Search the material below for the word "JSON". Copy every line where it is found.

━━━━━ INPUT FOR THIS TASK ━━━━━

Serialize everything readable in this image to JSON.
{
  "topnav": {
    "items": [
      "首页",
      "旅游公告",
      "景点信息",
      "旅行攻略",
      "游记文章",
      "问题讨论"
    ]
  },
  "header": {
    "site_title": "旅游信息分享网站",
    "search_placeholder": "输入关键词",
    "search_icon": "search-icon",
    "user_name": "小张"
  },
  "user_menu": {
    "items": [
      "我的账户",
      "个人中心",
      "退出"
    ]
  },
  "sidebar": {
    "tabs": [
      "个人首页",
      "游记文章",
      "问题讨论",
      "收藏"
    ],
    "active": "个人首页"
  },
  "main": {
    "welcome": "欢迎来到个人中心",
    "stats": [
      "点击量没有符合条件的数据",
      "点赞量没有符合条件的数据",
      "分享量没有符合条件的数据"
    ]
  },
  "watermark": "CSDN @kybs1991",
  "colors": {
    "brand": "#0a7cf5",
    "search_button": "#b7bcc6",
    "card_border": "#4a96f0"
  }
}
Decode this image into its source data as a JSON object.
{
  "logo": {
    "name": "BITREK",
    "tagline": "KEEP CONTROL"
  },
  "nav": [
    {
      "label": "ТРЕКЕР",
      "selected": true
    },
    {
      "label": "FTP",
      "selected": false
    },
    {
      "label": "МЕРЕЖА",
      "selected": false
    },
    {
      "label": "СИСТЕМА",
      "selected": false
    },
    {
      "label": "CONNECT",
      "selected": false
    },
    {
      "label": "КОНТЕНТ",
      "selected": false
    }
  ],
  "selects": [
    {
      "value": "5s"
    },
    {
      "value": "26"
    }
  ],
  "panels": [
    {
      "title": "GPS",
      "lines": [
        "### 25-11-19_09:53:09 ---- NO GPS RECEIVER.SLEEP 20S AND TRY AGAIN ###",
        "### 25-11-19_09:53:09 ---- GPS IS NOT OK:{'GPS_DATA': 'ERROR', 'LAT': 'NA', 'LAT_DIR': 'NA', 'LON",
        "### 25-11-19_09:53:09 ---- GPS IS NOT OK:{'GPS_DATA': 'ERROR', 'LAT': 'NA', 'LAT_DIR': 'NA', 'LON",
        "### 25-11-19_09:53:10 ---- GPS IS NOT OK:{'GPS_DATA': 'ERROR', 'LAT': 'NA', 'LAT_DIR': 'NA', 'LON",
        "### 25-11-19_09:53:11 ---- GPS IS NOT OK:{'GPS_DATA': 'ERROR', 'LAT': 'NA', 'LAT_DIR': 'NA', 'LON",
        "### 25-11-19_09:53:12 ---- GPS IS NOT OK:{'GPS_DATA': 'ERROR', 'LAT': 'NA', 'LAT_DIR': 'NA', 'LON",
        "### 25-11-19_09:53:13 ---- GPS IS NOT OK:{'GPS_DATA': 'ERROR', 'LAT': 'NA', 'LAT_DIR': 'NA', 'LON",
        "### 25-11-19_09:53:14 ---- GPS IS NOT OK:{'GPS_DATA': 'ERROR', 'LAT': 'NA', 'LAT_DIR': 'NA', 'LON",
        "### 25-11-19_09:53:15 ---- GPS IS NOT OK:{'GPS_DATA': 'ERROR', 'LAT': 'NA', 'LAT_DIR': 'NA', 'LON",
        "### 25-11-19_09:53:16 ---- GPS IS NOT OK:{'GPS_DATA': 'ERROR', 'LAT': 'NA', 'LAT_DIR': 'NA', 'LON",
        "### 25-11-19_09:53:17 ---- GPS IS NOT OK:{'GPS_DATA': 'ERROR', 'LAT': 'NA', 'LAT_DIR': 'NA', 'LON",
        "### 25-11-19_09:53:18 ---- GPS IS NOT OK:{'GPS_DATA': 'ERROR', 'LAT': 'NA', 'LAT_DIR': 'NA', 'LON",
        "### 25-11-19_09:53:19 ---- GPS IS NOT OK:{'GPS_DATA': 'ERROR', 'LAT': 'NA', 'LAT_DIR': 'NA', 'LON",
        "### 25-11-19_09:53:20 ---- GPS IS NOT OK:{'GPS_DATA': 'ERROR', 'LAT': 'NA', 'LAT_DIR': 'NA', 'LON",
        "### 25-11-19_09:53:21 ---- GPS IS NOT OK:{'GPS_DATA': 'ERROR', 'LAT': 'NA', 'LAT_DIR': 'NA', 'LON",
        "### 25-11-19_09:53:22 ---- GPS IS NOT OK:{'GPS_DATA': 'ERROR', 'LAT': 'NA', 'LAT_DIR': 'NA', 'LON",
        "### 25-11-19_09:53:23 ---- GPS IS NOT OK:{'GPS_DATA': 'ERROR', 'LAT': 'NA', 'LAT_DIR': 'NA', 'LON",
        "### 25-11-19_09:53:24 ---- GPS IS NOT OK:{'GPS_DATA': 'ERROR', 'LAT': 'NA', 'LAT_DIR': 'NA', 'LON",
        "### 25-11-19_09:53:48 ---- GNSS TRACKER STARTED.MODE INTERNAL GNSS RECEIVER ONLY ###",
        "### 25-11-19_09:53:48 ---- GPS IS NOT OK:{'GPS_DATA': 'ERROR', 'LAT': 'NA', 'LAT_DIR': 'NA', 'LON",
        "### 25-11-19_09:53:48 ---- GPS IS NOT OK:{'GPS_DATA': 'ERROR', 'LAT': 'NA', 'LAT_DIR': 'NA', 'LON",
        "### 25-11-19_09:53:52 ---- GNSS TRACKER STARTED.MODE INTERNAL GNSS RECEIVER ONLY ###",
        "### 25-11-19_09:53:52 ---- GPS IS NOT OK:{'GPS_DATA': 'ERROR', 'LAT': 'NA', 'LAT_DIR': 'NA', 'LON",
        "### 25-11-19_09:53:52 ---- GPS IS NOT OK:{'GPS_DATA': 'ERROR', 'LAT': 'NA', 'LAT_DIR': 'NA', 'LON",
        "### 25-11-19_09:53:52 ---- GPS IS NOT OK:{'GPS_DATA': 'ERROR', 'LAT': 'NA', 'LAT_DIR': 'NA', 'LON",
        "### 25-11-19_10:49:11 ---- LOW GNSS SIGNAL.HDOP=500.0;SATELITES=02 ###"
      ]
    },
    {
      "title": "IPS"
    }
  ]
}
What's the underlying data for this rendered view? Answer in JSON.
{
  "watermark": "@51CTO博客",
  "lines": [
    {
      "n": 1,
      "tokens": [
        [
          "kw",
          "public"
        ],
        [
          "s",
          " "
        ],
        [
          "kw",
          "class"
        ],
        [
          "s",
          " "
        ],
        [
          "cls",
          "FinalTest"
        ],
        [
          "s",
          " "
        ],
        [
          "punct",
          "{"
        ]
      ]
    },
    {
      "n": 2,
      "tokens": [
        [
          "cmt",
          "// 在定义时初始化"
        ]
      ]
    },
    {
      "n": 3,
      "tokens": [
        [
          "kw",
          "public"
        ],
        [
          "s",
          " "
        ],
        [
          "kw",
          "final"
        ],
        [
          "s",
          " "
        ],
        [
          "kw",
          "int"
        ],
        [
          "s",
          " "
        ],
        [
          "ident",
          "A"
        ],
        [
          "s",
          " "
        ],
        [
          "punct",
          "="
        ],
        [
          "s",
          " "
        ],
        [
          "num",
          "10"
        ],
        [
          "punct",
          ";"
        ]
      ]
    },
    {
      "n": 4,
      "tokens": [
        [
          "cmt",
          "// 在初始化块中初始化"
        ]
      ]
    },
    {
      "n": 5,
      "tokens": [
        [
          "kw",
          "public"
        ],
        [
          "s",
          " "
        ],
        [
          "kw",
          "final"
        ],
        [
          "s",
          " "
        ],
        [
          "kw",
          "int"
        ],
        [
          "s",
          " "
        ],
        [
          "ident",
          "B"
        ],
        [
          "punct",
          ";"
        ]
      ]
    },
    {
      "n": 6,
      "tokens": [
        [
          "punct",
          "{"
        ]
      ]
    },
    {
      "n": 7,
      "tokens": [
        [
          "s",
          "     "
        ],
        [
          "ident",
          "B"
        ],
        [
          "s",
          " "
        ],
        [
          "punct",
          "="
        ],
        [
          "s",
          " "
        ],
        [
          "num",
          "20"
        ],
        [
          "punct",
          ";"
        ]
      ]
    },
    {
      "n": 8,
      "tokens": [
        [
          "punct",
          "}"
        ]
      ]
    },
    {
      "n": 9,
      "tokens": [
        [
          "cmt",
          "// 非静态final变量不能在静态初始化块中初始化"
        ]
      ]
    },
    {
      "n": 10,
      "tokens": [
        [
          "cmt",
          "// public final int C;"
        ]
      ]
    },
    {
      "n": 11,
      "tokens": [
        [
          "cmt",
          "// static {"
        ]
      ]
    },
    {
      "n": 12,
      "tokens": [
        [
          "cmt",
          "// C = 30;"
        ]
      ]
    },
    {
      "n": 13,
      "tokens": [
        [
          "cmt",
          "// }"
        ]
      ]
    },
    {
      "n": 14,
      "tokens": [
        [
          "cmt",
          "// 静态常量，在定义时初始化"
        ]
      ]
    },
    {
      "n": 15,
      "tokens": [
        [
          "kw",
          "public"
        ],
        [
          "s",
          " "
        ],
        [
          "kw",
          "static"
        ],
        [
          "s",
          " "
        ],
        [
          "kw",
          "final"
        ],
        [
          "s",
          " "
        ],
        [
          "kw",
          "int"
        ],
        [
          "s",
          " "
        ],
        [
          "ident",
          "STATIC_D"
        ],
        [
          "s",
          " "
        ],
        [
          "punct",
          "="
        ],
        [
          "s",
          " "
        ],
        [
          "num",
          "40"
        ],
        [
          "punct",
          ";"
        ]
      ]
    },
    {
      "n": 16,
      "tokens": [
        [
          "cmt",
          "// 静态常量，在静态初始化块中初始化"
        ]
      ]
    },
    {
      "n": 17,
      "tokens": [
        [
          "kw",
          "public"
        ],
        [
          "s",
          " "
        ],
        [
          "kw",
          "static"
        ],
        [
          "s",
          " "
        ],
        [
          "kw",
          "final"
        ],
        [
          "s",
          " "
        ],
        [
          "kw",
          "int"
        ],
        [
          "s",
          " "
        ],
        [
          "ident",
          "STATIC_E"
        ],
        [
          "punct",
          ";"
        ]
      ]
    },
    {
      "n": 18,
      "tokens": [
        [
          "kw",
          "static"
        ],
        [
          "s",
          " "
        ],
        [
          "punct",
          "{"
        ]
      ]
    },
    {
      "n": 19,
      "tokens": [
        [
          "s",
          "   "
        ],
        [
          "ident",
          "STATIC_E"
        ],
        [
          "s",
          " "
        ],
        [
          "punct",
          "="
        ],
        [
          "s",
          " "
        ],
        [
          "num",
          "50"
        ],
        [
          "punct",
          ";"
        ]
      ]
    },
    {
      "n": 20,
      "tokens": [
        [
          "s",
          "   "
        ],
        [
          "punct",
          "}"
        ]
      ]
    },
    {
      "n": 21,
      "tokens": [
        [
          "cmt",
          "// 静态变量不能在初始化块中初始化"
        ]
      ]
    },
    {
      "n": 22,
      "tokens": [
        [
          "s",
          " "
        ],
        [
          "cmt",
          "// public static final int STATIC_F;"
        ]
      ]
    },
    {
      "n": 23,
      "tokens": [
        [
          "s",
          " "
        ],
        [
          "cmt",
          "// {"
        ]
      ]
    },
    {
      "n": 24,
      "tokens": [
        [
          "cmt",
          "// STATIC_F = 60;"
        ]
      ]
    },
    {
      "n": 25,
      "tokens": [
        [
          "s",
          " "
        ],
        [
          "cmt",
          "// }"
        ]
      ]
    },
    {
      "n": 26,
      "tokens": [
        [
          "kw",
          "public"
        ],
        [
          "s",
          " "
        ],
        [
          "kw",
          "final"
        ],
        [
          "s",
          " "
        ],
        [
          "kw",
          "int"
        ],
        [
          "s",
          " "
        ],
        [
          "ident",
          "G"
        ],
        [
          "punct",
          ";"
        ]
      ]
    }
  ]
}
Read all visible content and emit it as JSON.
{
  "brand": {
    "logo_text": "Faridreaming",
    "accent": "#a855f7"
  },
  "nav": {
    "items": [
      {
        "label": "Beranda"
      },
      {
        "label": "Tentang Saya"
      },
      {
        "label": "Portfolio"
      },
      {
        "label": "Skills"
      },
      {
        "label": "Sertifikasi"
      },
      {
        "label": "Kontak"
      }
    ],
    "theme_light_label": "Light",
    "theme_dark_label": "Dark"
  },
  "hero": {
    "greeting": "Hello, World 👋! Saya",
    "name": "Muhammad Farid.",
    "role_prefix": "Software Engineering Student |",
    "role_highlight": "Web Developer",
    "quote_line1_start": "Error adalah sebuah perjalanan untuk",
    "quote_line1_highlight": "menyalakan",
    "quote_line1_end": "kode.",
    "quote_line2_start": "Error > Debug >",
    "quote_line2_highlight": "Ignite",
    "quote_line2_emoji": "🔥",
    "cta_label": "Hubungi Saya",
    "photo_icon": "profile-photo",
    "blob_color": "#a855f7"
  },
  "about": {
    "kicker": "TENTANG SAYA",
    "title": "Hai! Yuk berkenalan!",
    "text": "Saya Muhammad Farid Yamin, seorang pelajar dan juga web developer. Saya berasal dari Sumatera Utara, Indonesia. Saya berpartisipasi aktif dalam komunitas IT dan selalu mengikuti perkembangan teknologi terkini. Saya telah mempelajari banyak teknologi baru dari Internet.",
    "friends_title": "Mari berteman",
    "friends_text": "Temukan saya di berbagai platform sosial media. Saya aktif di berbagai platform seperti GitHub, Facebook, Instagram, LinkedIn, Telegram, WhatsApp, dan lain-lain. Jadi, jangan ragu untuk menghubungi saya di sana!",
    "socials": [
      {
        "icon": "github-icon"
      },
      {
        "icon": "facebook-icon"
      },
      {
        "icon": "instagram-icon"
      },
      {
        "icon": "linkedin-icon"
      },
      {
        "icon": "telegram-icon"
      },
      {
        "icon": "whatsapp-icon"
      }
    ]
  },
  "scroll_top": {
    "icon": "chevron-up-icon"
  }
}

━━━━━

* [ANSWER TO THE PROBLEM]:
Serialize everything readable in this image to JSON.
Decode this image into its source data as a JSON object.
What's the underlying data for this rendered view? Answer in JSON.
Read all visible content and emit it as JSON.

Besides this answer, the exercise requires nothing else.